These bots exist to make money. Studies performed by Cybersecurity firm Imperva revealed 28.9% of all modern web traffic can be attributed to “bad bots,” or automated accounts spamming misinformation, ads and scams.
Since this study was performed in 2016, the numbers have only continued to rise — and now, many of these bots have found their way onto platforms beyond social media.
But why dating platforms?
A good question with a logical answer: dating platforms are filled with people looking for companionship — which means they’re often desperate to talk and are ripe for exploitation. A lonely person is more likely to engage with what they believe is an attractive person, and dish out cash when bots ask them to pay to “see something naughty.”
But the problem is now severe enough that big name sites like Match.com are in court against the FTC for “unfairly exposing customers to fraud.” Currently, California is the only state in the country with laws that require human-appearing bots to reveal their true intentions upfront — but most experts agree this is unenforceable.
How to spot the bots
So if there isn’t much that can be done in the legal sphere to curb the bot onslaught, how can you identify them so you don’t waste your time? Well, the easiest way is to know the red flags that reveal the account isn’t run by a human.
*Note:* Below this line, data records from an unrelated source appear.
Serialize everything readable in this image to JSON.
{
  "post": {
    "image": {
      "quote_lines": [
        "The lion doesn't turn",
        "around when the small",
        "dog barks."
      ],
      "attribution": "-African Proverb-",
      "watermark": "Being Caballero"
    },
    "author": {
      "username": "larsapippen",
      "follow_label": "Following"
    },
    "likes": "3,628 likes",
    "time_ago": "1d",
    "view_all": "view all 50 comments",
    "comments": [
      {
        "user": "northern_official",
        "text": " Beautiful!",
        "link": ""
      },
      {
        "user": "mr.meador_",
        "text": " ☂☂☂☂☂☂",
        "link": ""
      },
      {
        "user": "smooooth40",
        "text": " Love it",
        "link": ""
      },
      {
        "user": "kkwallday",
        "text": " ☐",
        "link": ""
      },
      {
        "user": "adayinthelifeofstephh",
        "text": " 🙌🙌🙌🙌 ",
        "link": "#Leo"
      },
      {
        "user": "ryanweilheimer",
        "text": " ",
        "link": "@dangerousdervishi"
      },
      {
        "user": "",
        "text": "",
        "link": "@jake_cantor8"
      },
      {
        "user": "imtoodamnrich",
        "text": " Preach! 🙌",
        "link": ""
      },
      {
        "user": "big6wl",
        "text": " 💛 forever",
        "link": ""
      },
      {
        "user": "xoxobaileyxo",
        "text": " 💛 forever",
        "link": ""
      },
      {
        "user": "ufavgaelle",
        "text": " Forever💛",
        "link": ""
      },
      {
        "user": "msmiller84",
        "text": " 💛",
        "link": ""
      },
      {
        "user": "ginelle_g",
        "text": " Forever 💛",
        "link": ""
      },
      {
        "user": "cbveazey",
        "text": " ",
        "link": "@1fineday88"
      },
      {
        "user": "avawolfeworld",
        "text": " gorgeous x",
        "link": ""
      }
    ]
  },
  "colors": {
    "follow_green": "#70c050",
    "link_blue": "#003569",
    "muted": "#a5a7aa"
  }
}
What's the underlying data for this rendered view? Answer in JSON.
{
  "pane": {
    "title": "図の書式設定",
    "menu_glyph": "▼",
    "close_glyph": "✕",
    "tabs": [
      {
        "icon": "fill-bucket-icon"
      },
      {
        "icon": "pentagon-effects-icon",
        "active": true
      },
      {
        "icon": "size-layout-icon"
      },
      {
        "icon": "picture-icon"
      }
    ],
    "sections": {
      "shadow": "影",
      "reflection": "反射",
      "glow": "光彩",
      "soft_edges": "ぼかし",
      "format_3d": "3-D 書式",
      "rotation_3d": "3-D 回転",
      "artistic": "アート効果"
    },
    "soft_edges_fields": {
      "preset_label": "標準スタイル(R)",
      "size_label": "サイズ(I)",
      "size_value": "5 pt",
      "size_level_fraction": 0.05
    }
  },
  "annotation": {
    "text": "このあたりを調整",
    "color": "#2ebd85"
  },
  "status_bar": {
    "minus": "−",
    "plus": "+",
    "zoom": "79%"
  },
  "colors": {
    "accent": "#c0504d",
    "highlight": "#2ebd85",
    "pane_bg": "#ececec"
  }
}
The biggest one is going to be the profile image. Usually, bots grab their profile images from random social media users and masquerade as them — sometimes with an entirely different name. One of the easiest ways you can check if the profile picture is stolen is to perform a reverse image search.
If you’re in Google Chrome, all you need to do is right click on an image and click “Search Google for image.” If you see the picture belongs to someone with a different name from the site, you can bet it’s a bot!
Other than profile images, pay attention to the account’s grasp of the English language. Most automated bots are based outside the United States, and will often have text riddled with grammar and spelling errors. If the responses also seem a bit off, and don’t seem to address what you’re saying, that’s another red flag.
In other words, it’s up to us to keep our eyes open for bots. Until these platforms start moderating themselves, we might as well accept we’ll be sharing these spaces with bots for the near future. Not that everyone minds, though. Click or tap to see why human-robot marriages might be on the horizon.